Ash from wood fires is a good, nutrient rich soil improver, but it’s quite alkaline so use sparingly.
Mix a small amount into some compost until you can no longer see the ash, and dig into the garden. Alternatively, you can apply ash directly onto an empty veg patch in winter and fork it over.
Special soil conditioners
There are a range of these products available in garden centres to treat specific problems. They can help with drainage and air circulation in the soil. Be careful to always follow the pack instructions.
Many gardeners consider this to be the best organic matter for the garden. It’s full of nutrients and has a great structure. Check the Yellow Pages or on the internet to find local companies who will deliver it in bulk. Make sure to buy a well-rotted variety.
Soil type is not the only important factor to consider when you’re testing your garden. The pH of your soil is also important. The term pH stands for potential hydrogen, and measures the number of hydrogen atoms are in the soil to determine how acidic or alkaline it is.
A pH test will give your soil a numerical rating from 1 to 14. Most soils are between 4.5 and 8. The higher the number, the more acidic your soil is, with around 7 being neutral. Soils that have a high calcium content are very alkaline – this includes chalky soil. Very sandy soils tend to be more acidic. You can buy soil testing kits from most garden centres for a couple of pounds.
You should always test the soil before planting a new garden. But, it is also worth doing it if you’re planning a fruit or vegetable plot, if you’ve had some disappointing plant growth, or if you’ve got any yellowing foliage.
- Take soil samples from 5 to 8cm deep. You will need to do this from multiple points in the garden. Either do several tests or mix soil samples together for an average result.
- Put the soil in the kit and add chemical indicator.
- Add water as directed, close and shake.
- Leave for the colour to develop and check it against the pH chart.
pH 7.0 or higher:
this is alkaline soil, and may need an acidifier adding to it.
pH 6.1 to 7:
is neutral for soil, and is ideal for most plants. This is the result at which all the bacteria and nutrients are the most effective.
pH 5.1 to 6:
this is acid soil, and is ideal for acid-loving (ericaceous) plants. You will need to add lime if you wish to grow other types of plants.
pH 5.0 or lower:
this is highly acidic soil and may limit how well your plants can grow and extract nutrients from the soil.
You can adjust the pH of soil by adding limestone to acid soils or sulphur chips to alkaline soils.
Bear in mind that you can only bring about minor shifts in pH. It is also easier to raise pH (make the soil more alkaline) that to lower it.
Only alter the pH if necessary – it’s better to concentrate on growing plants that suit your soil.

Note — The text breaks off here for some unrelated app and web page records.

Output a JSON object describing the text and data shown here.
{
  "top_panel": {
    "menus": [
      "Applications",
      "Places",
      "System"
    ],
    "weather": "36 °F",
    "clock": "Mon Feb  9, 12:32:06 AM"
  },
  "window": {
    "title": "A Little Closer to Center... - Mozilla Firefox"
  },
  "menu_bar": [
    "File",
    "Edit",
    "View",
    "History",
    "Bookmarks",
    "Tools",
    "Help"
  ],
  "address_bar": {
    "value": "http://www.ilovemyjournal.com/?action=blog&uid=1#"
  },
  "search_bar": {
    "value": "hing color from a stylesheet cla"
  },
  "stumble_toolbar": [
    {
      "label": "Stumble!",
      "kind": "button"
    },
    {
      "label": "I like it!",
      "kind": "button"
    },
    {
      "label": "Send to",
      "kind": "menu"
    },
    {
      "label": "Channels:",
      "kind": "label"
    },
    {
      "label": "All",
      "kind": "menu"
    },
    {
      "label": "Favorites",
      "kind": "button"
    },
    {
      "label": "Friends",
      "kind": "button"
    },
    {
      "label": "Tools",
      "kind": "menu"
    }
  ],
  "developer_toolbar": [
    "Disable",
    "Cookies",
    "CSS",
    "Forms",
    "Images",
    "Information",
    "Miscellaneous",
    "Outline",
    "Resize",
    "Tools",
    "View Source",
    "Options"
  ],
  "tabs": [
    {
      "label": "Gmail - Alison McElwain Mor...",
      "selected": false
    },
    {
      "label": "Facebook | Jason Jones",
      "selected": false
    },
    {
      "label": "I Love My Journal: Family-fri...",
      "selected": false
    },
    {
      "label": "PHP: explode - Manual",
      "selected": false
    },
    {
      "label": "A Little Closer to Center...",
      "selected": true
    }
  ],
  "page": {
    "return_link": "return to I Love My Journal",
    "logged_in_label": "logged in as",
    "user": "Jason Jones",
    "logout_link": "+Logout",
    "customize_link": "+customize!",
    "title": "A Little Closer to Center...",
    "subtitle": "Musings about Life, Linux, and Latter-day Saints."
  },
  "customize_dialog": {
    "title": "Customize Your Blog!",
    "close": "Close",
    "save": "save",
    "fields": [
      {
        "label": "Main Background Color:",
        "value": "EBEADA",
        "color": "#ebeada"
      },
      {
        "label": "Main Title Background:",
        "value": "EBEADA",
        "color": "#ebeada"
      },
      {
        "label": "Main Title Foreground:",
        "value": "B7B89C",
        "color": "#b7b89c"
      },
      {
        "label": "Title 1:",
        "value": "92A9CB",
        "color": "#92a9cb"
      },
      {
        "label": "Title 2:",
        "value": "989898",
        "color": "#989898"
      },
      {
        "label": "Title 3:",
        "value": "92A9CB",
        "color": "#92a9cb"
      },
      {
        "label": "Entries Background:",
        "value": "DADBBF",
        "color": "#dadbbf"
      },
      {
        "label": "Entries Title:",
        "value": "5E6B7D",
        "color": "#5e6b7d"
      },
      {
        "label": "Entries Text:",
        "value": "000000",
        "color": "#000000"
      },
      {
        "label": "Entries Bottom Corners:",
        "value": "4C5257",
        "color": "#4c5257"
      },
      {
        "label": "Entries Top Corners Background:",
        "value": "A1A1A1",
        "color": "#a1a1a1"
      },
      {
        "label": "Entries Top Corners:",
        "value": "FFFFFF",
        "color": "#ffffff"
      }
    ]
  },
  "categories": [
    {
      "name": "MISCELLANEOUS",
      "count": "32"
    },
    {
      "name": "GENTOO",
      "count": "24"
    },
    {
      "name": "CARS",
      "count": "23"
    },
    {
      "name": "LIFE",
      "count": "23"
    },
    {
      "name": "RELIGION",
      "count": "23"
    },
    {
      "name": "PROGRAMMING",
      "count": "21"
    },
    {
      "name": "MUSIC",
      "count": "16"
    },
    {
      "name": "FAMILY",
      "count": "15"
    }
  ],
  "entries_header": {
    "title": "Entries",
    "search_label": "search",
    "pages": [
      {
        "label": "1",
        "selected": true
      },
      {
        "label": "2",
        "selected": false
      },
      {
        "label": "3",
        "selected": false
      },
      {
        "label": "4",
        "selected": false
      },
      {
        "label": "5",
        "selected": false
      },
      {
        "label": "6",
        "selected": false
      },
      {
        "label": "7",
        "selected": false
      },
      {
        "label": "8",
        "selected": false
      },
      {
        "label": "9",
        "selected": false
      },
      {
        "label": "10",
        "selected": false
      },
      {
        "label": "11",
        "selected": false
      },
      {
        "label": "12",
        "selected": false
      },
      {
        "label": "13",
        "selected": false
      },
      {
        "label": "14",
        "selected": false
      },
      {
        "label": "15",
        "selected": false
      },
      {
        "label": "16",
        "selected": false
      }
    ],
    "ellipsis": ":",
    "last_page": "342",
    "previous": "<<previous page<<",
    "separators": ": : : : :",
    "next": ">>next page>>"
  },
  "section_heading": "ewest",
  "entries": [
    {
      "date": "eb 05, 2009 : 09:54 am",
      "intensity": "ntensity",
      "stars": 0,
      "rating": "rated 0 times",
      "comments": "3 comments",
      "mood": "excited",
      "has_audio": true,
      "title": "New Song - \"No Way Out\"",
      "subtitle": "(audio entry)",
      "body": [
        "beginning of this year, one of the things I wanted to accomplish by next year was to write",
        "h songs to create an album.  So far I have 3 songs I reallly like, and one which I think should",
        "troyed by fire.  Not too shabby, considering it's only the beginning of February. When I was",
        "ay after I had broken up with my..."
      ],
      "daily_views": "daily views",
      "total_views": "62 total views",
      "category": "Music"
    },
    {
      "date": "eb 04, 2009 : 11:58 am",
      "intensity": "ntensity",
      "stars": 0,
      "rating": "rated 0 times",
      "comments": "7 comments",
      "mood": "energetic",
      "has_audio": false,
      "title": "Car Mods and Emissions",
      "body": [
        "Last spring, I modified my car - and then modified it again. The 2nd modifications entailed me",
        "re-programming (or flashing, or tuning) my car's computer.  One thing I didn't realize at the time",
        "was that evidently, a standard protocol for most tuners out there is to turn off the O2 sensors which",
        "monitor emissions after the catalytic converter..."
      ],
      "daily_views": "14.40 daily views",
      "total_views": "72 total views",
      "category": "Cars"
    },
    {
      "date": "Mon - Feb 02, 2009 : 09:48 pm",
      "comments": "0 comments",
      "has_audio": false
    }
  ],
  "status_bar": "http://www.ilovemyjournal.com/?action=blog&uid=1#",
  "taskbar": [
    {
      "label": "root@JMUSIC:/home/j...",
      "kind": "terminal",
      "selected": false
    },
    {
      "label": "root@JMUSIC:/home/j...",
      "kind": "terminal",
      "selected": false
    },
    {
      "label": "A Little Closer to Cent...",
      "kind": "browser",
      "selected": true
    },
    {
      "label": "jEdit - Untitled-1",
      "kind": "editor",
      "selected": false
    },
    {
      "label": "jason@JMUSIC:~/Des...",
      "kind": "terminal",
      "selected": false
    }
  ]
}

You can always add containers and raised beds with pH neutral compost to grow other plants.
Use slaked lime (sold as garden lime) or ground lime (dolomite limestone), not builder’s lime. It may be cheaper, but it’s less effective and will need more applications.
Plants for different soils
Sometimes, it’s far easier to adapt your planting to your soil type and pH than to try and change them. Always add organic material to make the most of your plants. If your soil is very low in nutrients, consider a fertiliser too.
Don’t forget to consider position and light levels too!
Roses, Bluebells, Foxglove, Hosta, Sedum, Sorbus, Peonies, Helenium, Aster, Weigela, Chaenomeles, Labernum, Berberis, Hydrangea, Abelia.
Tulips, Daphne, Cytisus, Hibiscus, Verbascum, Eucalyptus, Juniper, Pine, Buddleia, Lavender, Allium, Iris, Poppy, Wallflower, Wisteria, Euphorbia, Euonymous, Ceanothus.
Mahonia, Phormium, Kerria, Malus, Bergenia, Silty soil Pyracantha, Nicotania Alata (tobacco plant).
Heather, Crinodendron, Hamamelis, Camellia, Rhododendron, Pieris, Hydrangea, Azalea, Magnolia, Blueberries, Witch Hazel.
Mint, Lilac, Madonna lily, Dianthus, Philadelphus, Sedum, Thyme, Verbascum, Carnation, Wallflower, Delphinium, Buddleja, Wisteria, Deutzia, Helenium, Daffodils and veg, especially brassicas like Broccoli and Cabbage.